(Problem to solve)
Could the data below be printed out exactly, with the pictures left out?
Content starts
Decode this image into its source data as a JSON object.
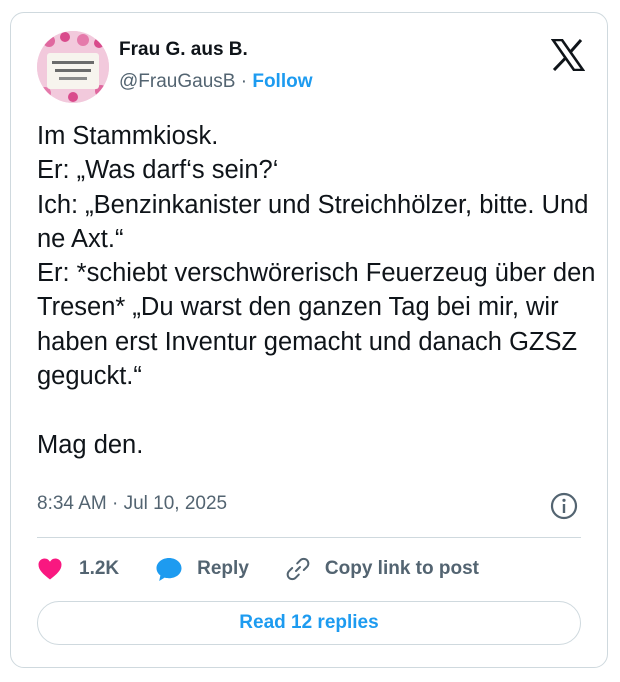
{
  "author": {
    "display_name": "Frau G. aus B.",
    "handle": "@FrauGausB",
    "separator": "·",
    "follow_label": "Follow",
    "avatar": "mug-photo-avatar"
  },
  "brand": {
    "logo": "x-logo-icon"
  },
  "tweet": {
    "text": "Im Stammkiosk.\nEr: „Was darf‘s sein?‘\nIch: „Benzinkanister und Streichhölzer, bitte. Und ne Axt.“\nEr: *schiebt verschwörerisch Feuerzeug über den Tresen* „Du warst den ganzen Tag bei mir, wir haben erst Inventur gemacht und danach GZSZ geguckt.“\n\nMag den.",
    "timestamp": "8:34 AM · Jul 10, 2025"
  },
  "actions": {
    "like_count": "1.2K",
    "reply_label": "Reply",
    "copy_label": "Copy link to post",
    "read_replies_label": "Read 12 replies"
  },
  "colors": {
    "like": "#f91880",
    "accent": "#1d9bf0",
    "text": "#0f1419",
    "secondary": "#536471",
    "border": "#cfd9de"
  },
  "icons": {
    "heart": "heart-icon",
    "reply": "speech-bubble-icon",
    "copy": "link-icon",
    "info": "info-icon"
  }
}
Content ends
(The completed task)
Decode this image into its source data as a JSON object.
{
  "author": {
    "display_name": "Frau G. aus B.",
    "handle": "@FrauGausB",
    "separator": "·",
    "follow_label": "Follow",
    "avatar": "mug-photo-avatar"
  },
  "brand": {
    "logo": "x-logo-icon"
  },
  "tweet": {
    "text": "Im Stammkiosk.\nEr: „Was darf‘s sein?‘\nIch: „Benzinkanister und Streichhölzer, bitte. Und ne Axt.“\nEr: *schiebt verschwörerisch Feuerzeug über den Tresen* „Du warst den ganzen Tag bei mir, wir haben erst Inventur gemacht und danach GZSZ geguckt.“\n\nMag den.",
    "timestamp": "8:34 AM · Jul 10, 2025"
  },
  "actions": {
    "like_count": "1.2K",
    "reply_label": "Reply",
    "copy_label": "Copy link to post",
    "read_replies_label": "Read 12 replies"
  },
  "colors": {
    "like": "#f91880",
    "accent": "#1d9bf0",
    "text": "#0f1419",
    "secondary": "#536471",
    "border": "#cfd9de"
  },
  "icons": {
    "heart": "heart-icon",
    "reply": "speech-bubble-icon",
    "copy": "link-icon",
    "info": "info-icon"
  }
}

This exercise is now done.